**Exercise prompt:** With "baidu" as the search word, show every line of the material that has it.

**Extracted entries:**
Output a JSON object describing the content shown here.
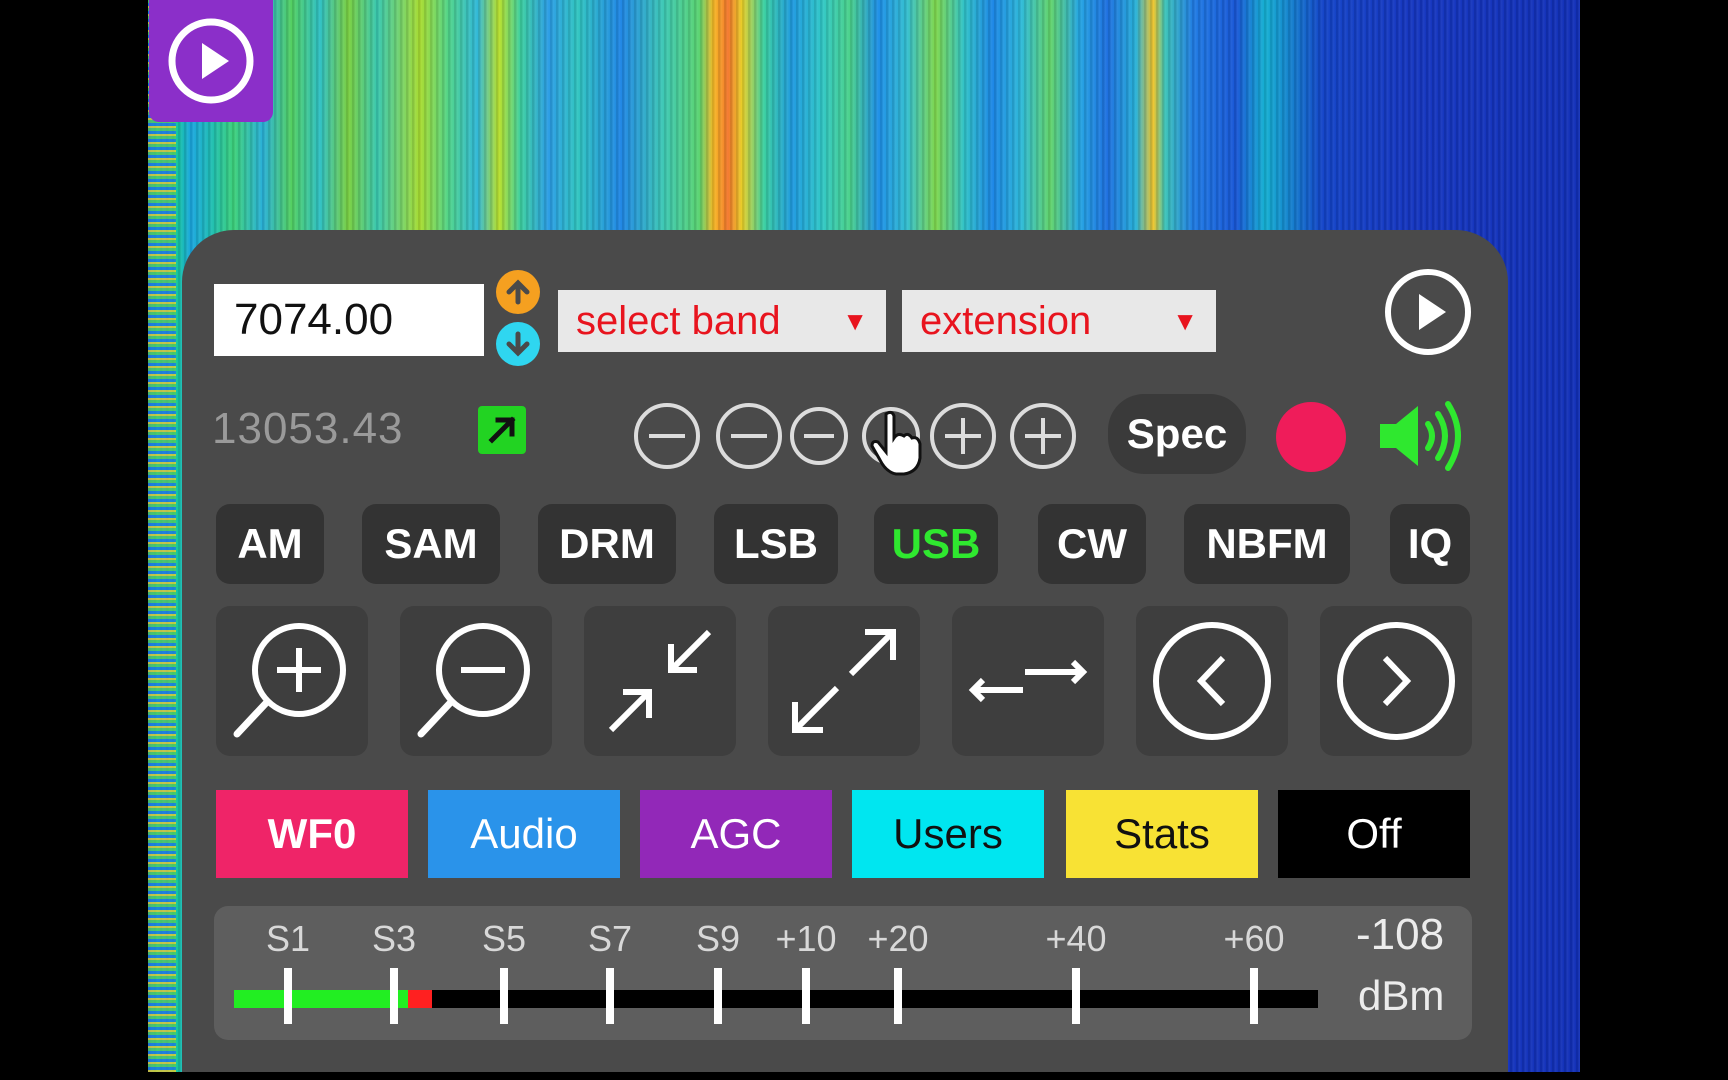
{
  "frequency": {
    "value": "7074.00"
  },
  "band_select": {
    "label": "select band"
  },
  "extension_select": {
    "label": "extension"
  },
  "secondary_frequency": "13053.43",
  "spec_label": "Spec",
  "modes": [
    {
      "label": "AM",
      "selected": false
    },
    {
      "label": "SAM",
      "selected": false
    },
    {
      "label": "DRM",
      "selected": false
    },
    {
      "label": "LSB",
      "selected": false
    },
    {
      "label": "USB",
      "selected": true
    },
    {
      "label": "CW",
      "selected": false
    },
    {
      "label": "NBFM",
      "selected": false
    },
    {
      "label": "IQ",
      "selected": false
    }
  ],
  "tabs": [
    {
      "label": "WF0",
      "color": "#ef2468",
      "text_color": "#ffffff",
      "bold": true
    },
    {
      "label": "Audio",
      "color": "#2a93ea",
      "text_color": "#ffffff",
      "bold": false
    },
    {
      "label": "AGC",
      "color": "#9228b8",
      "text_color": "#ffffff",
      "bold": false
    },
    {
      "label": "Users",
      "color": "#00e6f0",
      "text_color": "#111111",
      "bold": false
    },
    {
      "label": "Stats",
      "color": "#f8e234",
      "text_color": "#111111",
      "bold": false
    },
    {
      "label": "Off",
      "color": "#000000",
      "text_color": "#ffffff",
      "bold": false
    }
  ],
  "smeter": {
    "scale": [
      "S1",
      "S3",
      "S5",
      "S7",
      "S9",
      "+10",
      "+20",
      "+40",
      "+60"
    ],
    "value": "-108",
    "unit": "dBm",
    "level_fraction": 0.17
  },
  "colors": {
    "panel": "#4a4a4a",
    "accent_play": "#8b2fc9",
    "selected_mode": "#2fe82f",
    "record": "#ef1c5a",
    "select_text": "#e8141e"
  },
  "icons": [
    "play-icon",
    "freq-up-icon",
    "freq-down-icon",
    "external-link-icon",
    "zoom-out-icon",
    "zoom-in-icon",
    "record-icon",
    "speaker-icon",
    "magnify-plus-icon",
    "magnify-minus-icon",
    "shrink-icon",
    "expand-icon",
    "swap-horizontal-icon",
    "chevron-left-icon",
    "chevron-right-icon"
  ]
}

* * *

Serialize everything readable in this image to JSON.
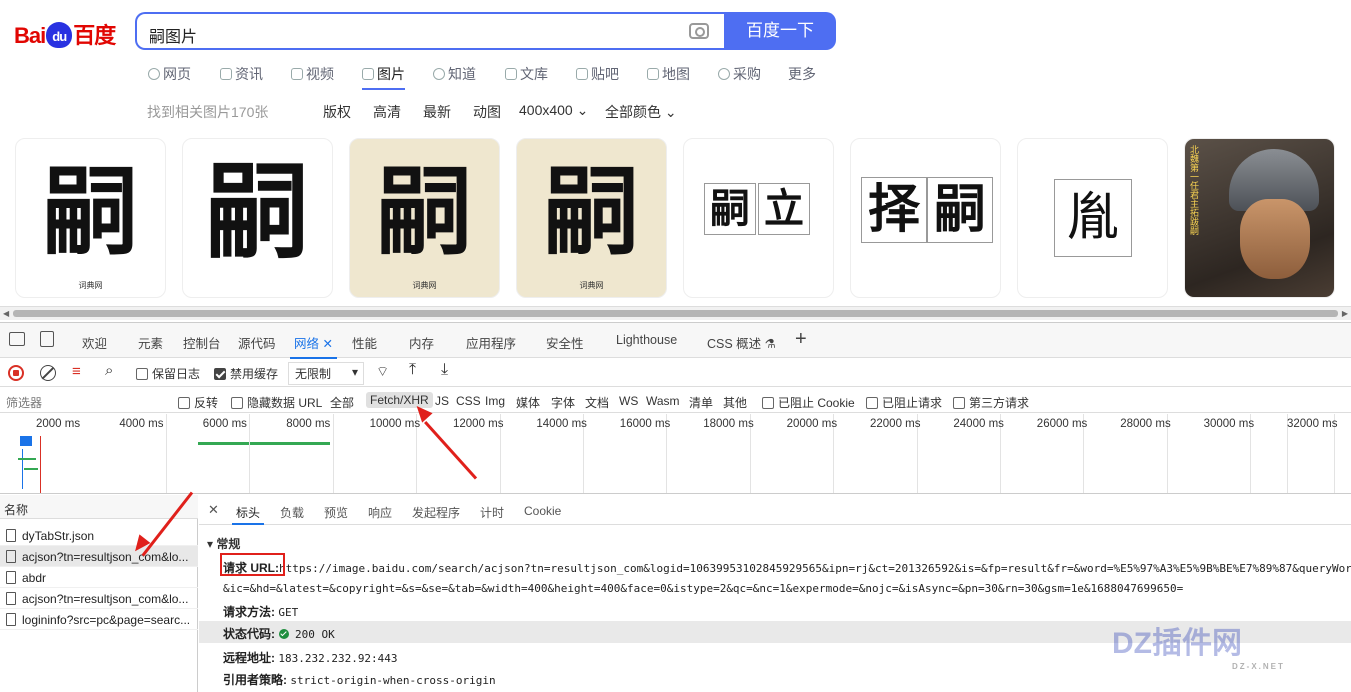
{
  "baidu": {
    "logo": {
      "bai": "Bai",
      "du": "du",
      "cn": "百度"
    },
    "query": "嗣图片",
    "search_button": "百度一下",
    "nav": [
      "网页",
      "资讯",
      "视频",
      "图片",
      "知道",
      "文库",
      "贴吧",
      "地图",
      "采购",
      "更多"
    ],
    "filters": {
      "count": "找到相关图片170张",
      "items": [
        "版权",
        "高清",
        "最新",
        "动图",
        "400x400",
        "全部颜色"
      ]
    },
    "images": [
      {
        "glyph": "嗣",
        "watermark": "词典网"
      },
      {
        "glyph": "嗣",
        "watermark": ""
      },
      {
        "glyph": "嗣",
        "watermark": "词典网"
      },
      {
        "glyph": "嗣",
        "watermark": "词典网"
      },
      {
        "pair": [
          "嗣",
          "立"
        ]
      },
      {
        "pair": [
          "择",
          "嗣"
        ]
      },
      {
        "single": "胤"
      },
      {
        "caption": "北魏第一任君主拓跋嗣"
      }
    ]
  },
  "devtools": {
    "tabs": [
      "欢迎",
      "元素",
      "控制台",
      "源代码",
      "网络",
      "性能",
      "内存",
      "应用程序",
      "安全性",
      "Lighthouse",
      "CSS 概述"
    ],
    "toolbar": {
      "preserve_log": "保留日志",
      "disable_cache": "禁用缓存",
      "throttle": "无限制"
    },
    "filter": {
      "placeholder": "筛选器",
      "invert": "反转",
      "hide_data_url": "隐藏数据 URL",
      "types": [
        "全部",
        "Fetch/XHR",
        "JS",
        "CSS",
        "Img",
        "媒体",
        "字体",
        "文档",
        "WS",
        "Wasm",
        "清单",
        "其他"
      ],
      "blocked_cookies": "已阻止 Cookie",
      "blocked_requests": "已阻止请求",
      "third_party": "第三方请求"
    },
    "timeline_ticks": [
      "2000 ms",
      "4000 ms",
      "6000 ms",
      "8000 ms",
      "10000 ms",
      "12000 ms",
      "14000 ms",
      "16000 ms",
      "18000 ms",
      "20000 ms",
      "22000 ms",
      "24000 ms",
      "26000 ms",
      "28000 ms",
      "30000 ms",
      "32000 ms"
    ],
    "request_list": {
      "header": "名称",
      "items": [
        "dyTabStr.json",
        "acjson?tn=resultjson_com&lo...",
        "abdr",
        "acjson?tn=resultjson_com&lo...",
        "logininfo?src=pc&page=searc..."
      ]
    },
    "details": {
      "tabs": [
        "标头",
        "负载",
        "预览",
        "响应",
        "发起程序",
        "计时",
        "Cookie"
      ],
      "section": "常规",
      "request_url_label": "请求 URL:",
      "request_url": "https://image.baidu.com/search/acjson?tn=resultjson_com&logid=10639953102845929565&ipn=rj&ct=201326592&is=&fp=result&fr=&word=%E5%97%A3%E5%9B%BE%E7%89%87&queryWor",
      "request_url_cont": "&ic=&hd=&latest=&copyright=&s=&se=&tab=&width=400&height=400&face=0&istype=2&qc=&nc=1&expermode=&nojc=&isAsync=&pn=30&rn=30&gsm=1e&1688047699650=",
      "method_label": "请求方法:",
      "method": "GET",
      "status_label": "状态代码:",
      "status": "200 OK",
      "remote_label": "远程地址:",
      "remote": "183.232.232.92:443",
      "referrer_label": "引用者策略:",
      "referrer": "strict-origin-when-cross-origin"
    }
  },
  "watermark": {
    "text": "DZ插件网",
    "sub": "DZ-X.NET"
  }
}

**Answer to the problem:**
  "baidu": {
      "request_url": "https://image.baidu.com/search/acjson?tn=resultjson_com&logid=10639953102845929565&ipn=rj&ct=201326592&is=&fp=result&fr=&word=%E5%97%A3%E5%9B%BE%E7%89%87&queryWor",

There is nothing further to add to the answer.